Magazine article The Wilson Quarterly , Vol. 35, No. 2
AS WE NOTED IN "CHAPTER and Verse" ("In Essence," Summer 2010), the King James Bible, published 400 years ago this year, has a long history of shaping Western literature and culture. It has also engendered innumerable modern translations, whose more colloquial language-meant to appeal to everyone from "extreme teens" to "busy moms"--could not be further from the "thees" and "thous" of the original. But, as Diarmaid MacCulloch observes, the King James Bible had strong competition even in its own time, principally from the Geneva Bible of the 1550s and Miles Coverdale's 1538 edition, which formed the basis for the Book of Common Prayer. Why did the King James version prevail?
The idea for the new translation came from King James VI of Scotland, who later became King James I of the newly conjoined kingdom of Great Britain. He objected to "the bitter notes" in the Geneva Bible, marginalia that, in his view, often took on the tone of a hectoring minister. When James ascended the British throne in 1603, "a remarkably efficient and scandalously underfinanced set of committees" produced the new bible in just seven years.

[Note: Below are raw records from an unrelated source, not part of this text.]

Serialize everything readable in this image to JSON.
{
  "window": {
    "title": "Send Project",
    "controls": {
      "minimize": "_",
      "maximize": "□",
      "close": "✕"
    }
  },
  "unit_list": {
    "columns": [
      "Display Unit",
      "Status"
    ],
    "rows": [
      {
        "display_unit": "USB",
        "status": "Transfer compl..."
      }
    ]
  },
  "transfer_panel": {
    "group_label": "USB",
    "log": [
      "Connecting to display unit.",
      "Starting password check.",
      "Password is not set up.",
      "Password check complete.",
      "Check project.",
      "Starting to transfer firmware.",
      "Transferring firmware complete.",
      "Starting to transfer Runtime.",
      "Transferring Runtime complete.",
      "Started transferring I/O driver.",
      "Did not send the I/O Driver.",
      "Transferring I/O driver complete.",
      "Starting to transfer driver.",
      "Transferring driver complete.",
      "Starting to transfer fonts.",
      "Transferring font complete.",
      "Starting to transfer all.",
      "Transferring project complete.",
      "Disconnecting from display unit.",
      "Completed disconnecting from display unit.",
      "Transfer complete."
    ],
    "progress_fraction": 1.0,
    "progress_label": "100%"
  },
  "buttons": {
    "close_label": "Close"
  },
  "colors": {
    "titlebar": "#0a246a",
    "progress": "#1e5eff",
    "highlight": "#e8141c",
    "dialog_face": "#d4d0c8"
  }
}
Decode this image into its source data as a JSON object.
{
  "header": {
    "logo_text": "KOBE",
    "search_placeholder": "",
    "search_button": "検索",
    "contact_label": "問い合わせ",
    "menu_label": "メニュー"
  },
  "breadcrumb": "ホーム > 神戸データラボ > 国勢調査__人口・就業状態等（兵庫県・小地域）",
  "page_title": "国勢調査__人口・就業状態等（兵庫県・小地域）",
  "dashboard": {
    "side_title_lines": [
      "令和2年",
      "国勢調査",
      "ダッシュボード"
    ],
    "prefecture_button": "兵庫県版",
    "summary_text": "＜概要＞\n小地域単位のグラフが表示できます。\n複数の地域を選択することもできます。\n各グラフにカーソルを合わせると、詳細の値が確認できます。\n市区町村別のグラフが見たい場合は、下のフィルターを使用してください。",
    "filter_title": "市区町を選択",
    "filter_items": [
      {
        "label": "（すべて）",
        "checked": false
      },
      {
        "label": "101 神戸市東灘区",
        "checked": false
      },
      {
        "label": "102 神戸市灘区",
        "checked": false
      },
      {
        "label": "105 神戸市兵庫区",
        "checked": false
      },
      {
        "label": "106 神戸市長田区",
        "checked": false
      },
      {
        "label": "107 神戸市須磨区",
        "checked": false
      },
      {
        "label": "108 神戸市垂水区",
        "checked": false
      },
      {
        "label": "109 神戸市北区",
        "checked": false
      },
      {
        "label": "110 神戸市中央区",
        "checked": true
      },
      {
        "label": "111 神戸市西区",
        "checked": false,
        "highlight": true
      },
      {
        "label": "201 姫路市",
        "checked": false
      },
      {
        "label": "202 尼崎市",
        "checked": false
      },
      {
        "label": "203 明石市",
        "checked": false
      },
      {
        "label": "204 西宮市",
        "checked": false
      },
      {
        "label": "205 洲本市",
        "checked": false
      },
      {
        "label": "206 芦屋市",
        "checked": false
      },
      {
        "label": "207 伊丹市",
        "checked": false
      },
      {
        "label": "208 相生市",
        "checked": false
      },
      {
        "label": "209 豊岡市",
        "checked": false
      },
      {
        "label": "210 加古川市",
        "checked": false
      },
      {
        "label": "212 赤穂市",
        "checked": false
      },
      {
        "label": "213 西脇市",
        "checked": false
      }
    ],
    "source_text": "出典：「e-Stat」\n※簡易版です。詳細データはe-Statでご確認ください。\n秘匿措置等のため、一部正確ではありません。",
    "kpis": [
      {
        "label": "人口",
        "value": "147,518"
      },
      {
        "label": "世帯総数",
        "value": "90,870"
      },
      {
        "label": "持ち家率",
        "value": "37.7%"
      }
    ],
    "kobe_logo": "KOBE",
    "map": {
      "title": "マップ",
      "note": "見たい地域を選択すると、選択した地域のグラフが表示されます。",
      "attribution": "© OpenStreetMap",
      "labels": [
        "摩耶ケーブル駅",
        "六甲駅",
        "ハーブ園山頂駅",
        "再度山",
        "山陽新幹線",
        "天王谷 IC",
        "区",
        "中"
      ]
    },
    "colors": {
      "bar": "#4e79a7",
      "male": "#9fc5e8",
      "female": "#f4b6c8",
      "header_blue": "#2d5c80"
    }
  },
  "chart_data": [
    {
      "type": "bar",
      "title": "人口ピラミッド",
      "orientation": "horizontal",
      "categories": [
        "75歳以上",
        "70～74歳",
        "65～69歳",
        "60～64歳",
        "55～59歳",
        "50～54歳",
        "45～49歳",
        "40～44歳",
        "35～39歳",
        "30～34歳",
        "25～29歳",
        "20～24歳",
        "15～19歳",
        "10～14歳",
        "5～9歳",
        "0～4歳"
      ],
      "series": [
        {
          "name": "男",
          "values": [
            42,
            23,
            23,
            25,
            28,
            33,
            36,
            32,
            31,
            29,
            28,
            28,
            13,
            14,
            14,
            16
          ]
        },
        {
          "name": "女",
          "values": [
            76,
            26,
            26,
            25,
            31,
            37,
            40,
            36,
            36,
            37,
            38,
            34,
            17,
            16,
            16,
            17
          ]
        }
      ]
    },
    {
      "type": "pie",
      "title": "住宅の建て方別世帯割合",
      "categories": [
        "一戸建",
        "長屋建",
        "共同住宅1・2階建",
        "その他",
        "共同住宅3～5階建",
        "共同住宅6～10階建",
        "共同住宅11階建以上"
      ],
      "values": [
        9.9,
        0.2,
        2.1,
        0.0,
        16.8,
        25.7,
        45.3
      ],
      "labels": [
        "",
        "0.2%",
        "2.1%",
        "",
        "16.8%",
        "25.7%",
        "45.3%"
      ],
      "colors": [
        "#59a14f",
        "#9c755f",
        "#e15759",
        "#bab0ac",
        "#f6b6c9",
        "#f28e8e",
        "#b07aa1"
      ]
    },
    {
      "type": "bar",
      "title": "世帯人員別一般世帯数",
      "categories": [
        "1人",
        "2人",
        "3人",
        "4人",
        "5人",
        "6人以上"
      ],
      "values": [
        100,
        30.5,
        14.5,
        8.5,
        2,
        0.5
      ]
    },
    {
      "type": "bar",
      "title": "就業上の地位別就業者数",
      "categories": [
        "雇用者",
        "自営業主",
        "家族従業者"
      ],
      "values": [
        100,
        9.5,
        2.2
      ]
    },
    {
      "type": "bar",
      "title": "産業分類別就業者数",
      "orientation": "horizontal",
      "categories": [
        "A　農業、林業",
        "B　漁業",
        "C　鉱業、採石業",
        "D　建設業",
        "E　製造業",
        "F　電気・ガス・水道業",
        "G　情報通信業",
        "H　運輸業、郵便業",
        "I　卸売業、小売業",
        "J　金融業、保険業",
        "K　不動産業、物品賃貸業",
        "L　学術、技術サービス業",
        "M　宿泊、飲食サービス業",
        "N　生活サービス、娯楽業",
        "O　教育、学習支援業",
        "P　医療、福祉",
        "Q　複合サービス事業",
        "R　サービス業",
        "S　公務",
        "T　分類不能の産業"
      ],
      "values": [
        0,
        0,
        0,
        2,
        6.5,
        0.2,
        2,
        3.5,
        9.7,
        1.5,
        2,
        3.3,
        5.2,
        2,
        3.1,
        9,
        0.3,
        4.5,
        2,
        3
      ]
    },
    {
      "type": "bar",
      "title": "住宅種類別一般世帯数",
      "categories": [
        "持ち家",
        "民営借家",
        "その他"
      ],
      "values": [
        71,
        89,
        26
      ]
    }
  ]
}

Much of its success resulted, MacCulloch believes, from the committees' reliance on "a single early Tudor translator of genius, William Tyndale," who translated the sacred text from Hebrew and Greek in the 1520s, and on Coverdale's Psalm translations. But the King James version also appeared at a fortuitous historical moment, just as the English and Scottish churches were "grudgingly moving together under King James's guidance, and before English Protestantism had irretrievably fragmented." The King James Bible became "a uniting symbol for English-speaking Protestantism" rather than "a totem of royalism, as it so easily might have done. …